Victories for tea-party candidates Rand Paul, Marco Rubio, and Jim DeMint showed the impact of the nascent conservative movement on the GOP's ability to project a winning posture.
Main Election Night programs kick off at 6 or 7 p.m. Eastern. They're barely out of the gate, but cable and broadcast networks are already tooting their horns about the coverage to come.
Coverage of the 2010 election results will be provided in more ways than ever before – from centuries-old delivery methods like newspapers to ABC News's iPad application.
The media are berated as 'corrupt' (per Sarah Palin) and as a 'conflictinator' (per Jon Stewart). Is it a case of shooting the messenger, or did news media miss the mark in Election 2010?
It's easy to understand the anti-Fed attitudes and nativism of tea party supporters: economic fears drive people to scapegoat institutions and outsiders. But why aren't business leaders responding?
Democrats are likely to lose big in the US House of Representatives, and they'll be lucky to keep slim control of the US Senate. Will Obama do better with a resurgent GOP to push against?
White House counterterrorism adviser John Brennan says authorities "have to presume" there might be more mail bombs like the ones pulled from planes in England and the United Arab Emirates.
At a women's conference, moderator Matt Lauer challenges California's gubernatorial candidates to stop negative ads. Jerry Brown said he would if Meg Whitman did. Whitman skirted the issue.
President Obama tried to energize women voters at a town hall meeting Thursday in Seattle. He's also set to campaign for Washington's Patty Murray and California's Barbara Boxer.

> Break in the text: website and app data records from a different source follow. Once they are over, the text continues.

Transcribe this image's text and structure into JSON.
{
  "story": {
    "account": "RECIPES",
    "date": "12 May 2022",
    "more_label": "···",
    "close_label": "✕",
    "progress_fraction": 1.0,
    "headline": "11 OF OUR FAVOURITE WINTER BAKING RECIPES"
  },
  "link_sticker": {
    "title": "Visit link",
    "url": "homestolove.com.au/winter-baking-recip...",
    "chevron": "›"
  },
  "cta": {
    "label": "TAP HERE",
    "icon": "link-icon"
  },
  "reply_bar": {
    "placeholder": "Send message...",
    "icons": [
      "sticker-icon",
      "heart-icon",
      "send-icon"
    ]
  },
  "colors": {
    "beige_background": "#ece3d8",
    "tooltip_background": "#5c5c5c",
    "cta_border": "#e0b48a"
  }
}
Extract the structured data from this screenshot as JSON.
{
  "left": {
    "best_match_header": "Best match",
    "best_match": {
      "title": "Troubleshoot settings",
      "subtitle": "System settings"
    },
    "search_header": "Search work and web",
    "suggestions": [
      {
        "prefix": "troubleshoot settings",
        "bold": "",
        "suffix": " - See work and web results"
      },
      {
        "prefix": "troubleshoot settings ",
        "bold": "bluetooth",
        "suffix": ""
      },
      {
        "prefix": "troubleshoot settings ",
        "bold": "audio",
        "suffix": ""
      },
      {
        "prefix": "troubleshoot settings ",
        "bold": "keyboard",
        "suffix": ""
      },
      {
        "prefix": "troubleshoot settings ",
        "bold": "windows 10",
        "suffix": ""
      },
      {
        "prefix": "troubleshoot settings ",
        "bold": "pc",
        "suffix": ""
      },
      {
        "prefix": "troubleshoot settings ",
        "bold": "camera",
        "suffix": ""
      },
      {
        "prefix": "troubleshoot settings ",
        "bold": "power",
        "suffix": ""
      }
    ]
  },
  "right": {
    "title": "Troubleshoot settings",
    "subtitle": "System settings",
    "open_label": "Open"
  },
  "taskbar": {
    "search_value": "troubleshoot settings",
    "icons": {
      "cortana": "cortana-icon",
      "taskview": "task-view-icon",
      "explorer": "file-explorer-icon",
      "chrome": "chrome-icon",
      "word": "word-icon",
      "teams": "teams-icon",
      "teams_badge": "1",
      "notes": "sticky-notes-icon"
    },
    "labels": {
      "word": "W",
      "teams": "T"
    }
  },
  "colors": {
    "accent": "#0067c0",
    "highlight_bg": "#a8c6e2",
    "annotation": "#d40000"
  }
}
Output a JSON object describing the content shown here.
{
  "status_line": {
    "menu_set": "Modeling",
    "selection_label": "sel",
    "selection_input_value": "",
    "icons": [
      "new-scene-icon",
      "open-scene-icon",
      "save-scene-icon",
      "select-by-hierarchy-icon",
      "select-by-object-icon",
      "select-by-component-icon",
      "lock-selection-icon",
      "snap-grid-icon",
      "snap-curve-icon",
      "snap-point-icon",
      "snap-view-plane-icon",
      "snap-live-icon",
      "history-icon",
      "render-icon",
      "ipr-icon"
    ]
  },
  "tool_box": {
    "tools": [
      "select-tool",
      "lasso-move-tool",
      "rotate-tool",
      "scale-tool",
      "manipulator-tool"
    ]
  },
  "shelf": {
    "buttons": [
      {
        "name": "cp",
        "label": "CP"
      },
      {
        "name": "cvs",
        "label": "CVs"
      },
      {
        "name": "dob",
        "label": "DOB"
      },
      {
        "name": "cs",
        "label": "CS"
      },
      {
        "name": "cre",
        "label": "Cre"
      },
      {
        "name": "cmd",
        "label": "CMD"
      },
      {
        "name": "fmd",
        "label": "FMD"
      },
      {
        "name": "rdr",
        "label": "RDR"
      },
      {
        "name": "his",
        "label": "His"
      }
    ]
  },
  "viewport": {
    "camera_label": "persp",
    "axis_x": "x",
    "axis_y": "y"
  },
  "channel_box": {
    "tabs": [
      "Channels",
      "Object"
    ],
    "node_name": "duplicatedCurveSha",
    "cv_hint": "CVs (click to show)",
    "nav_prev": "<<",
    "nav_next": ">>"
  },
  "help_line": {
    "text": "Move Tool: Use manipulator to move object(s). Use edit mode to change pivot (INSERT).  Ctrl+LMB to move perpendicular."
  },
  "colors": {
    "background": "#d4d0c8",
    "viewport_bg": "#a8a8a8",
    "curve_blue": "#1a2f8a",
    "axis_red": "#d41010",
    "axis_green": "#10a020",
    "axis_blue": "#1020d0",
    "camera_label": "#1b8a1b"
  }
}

A disproportionate amount of the 'secret money' being contributed to political campaigns in Election 2010 is going to Republicans, says Democratic Congressional Campaign Committee Chairman Rep. Chris Van Hollen.